FCC expands mobile-broadband speed test to include iOS users
Like its Android counterpart, the iOS app is designed to collect data on the performance of mobile-broadband services nationwide.
With the launch of a new app Tuesday, the Federal Communications Commission expanded the scope of its research on US mobile-broadband speeds to include iOS users.
The FCC Speed Test for iOS app, released to Apple's App Store today, is designed to collect information about the performance of participating smartphone users' mobile-broadband services nationwide. The agency's hope is that the data collected will help it generate an accurate comparison of wireless carriers' mobile broadband speeds.
"The iOS release is the latest step in the Commission's efforts to crowdsource mobile-broadband performance data for the mobile Measuring Broadband America program," the FCC said in a statement. "Testing data will provide valuable information to consumers, industry, and the Commission on the deployment of networks across the United States."
The iOS app joins anas part of the research effort. Like its Android counterpart, the iOS app doesn't collect personal or uniquely identifiable information from users. However, unlike the Android app, the iOS version will not run periodically in the background; participants must manually run tests of their cellular and Wi-Fi network performance, the FCC said.

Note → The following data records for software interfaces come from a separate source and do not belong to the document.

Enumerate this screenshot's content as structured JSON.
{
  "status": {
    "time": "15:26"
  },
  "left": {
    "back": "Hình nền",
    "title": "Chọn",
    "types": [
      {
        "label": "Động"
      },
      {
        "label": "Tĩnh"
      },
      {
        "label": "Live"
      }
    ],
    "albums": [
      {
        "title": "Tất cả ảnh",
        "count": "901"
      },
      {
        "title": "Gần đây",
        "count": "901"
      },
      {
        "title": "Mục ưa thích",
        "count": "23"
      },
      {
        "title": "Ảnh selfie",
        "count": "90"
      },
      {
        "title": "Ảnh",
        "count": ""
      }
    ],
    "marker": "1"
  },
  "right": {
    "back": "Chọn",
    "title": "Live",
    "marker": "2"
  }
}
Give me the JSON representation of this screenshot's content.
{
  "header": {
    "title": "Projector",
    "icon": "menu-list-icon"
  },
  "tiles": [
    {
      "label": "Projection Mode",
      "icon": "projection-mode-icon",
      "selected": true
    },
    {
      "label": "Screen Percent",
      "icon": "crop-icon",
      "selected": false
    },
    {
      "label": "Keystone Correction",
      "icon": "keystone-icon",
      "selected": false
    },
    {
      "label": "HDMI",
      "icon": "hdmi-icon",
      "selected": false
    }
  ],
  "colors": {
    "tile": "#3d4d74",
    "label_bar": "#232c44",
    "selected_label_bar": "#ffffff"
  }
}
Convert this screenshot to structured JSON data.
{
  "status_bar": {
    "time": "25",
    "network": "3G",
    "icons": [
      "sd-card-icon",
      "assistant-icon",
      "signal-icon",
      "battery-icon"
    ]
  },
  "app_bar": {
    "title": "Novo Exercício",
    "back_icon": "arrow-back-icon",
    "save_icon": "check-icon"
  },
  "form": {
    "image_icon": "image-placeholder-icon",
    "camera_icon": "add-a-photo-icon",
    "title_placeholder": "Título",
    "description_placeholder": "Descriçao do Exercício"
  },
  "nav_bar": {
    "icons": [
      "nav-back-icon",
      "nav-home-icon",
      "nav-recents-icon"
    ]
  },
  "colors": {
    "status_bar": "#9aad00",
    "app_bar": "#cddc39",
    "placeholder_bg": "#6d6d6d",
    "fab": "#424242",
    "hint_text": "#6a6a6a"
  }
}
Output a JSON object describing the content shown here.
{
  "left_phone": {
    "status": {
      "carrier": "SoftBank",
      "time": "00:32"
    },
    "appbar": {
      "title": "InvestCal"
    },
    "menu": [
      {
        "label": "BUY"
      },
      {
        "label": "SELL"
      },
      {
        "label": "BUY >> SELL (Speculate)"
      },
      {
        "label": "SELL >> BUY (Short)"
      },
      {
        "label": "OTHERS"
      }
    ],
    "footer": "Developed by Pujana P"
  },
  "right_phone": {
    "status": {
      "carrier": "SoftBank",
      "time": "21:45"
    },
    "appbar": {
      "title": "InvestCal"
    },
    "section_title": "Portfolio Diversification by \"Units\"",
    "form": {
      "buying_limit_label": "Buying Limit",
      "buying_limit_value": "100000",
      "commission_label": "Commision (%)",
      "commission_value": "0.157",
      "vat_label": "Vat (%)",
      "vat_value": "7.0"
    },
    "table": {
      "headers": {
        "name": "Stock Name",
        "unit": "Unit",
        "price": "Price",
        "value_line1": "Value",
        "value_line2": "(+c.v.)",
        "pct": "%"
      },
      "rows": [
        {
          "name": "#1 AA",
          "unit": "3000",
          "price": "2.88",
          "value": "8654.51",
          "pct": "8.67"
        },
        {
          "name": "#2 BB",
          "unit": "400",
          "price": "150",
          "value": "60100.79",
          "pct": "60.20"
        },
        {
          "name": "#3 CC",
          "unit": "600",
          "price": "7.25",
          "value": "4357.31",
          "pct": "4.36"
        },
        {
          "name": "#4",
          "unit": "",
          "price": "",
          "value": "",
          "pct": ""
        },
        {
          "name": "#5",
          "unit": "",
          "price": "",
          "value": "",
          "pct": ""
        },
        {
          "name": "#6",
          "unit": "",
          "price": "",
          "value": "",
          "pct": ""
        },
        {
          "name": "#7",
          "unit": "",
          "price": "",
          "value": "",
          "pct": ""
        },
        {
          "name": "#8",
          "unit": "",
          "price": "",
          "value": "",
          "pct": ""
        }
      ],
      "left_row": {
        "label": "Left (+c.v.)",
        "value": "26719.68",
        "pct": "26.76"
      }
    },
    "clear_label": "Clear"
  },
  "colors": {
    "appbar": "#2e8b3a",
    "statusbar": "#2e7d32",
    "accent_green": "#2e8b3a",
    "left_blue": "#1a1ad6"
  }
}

The apps measure upload and download speeds, latency, and packet loss, as well as signal strength and the manufacturer and model of the tested device. The FCC is using the data to create an interactive map to help consumers determine whether they're getting the mobile data speeds they expect.